Task goal:
Go through the records and count the lines where the string "this" occurs. Reply with the number only.
== Segment start ==
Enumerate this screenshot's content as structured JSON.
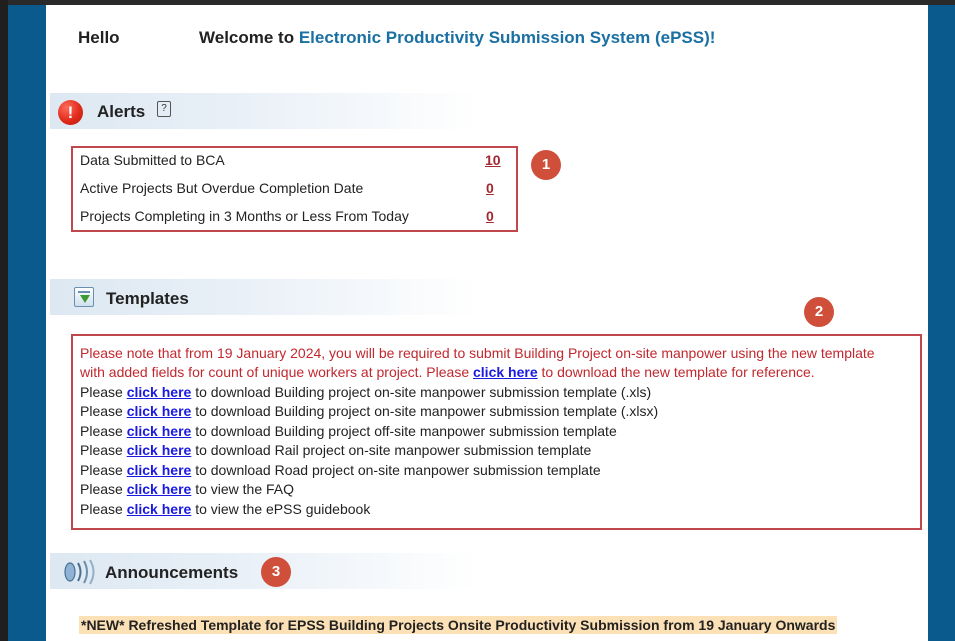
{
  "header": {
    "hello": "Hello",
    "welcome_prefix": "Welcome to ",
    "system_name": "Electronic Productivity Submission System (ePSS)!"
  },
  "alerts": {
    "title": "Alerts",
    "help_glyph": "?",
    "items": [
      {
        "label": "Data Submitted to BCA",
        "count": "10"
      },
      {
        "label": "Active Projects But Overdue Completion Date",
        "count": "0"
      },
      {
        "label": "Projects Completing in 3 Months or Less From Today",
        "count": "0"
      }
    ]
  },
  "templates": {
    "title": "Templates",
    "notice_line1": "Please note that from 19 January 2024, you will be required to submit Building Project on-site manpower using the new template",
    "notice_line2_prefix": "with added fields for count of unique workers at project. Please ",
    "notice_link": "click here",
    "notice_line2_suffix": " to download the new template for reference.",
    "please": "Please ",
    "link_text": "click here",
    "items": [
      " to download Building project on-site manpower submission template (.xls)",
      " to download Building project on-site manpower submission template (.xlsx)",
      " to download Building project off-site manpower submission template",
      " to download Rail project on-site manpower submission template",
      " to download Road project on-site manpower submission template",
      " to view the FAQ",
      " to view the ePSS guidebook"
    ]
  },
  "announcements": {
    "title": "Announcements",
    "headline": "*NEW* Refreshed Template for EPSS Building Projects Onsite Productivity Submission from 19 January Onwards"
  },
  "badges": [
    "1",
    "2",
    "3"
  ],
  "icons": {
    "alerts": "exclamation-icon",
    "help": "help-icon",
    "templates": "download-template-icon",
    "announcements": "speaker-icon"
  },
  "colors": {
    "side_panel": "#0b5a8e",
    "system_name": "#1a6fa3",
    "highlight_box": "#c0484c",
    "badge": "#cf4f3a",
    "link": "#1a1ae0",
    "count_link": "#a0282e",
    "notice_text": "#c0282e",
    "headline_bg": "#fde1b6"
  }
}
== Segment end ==
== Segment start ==
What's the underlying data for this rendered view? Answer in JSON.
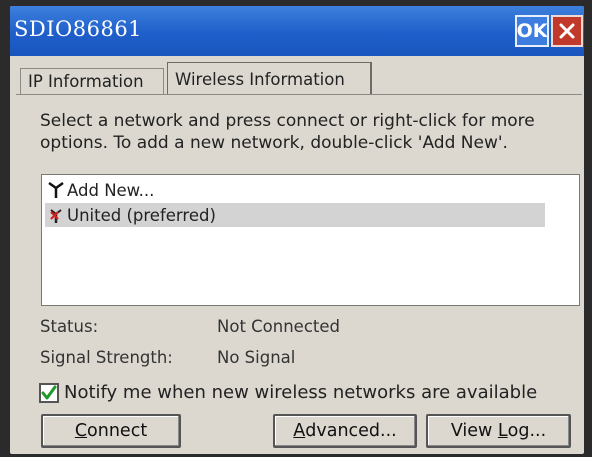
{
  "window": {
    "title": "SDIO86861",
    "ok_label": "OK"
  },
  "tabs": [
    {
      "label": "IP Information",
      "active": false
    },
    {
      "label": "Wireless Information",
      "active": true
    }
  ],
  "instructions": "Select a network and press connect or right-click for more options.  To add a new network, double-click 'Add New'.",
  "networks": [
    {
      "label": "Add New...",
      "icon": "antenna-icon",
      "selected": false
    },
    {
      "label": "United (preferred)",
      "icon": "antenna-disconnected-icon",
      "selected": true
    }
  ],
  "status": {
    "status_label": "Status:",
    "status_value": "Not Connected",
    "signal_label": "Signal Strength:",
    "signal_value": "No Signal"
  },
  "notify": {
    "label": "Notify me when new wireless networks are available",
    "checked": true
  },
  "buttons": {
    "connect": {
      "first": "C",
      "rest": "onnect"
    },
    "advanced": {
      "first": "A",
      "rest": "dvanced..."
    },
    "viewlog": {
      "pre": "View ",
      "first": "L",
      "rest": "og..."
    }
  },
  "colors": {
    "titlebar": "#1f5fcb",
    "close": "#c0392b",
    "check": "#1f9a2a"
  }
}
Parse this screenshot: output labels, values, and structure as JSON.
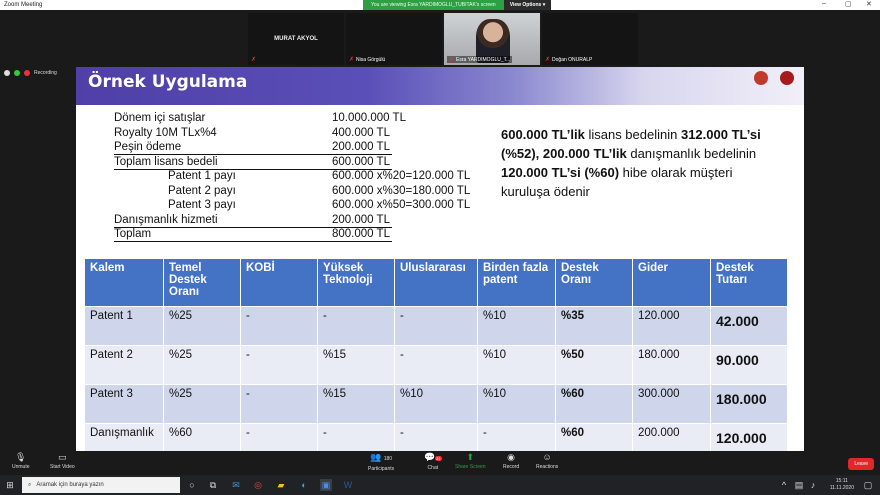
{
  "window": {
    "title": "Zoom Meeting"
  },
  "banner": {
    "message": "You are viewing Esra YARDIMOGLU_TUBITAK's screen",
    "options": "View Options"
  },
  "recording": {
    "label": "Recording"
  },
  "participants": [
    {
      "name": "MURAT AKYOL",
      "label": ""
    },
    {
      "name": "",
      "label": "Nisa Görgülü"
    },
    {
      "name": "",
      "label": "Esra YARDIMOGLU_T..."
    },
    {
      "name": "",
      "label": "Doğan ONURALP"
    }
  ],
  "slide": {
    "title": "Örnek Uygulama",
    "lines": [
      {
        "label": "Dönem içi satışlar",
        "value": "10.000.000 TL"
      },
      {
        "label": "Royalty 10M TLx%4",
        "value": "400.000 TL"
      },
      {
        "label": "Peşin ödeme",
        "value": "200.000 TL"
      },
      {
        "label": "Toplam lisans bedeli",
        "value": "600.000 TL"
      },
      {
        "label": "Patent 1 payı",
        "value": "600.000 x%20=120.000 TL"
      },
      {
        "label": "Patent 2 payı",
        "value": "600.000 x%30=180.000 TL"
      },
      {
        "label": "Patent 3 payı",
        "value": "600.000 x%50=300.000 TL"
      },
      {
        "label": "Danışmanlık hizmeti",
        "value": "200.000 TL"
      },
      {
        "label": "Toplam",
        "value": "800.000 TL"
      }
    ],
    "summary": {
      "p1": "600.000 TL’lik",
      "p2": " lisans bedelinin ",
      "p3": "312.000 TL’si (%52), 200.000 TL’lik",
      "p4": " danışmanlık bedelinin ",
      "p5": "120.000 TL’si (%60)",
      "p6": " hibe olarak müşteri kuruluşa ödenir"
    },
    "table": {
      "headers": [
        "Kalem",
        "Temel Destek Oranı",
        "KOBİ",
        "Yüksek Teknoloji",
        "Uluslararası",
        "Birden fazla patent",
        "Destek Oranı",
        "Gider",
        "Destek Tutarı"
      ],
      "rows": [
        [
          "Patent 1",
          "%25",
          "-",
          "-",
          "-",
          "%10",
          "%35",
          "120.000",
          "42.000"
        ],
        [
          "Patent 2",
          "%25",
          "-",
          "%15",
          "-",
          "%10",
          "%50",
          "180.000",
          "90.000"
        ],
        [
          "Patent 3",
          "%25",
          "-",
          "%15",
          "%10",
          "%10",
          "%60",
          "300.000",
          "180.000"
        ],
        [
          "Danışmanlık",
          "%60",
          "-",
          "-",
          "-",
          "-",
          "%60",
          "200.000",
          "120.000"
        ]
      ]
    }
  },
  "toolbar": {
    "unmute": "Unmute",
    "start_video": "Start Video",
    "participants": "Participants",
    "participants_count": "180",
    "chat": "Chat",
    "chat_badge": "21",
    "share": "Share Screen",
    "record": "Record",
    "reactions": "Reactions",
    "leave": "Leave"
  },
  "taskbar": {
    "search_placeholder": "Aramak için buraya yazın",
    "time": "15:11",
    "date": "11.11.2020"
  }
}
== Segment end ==
Exercise answer:
3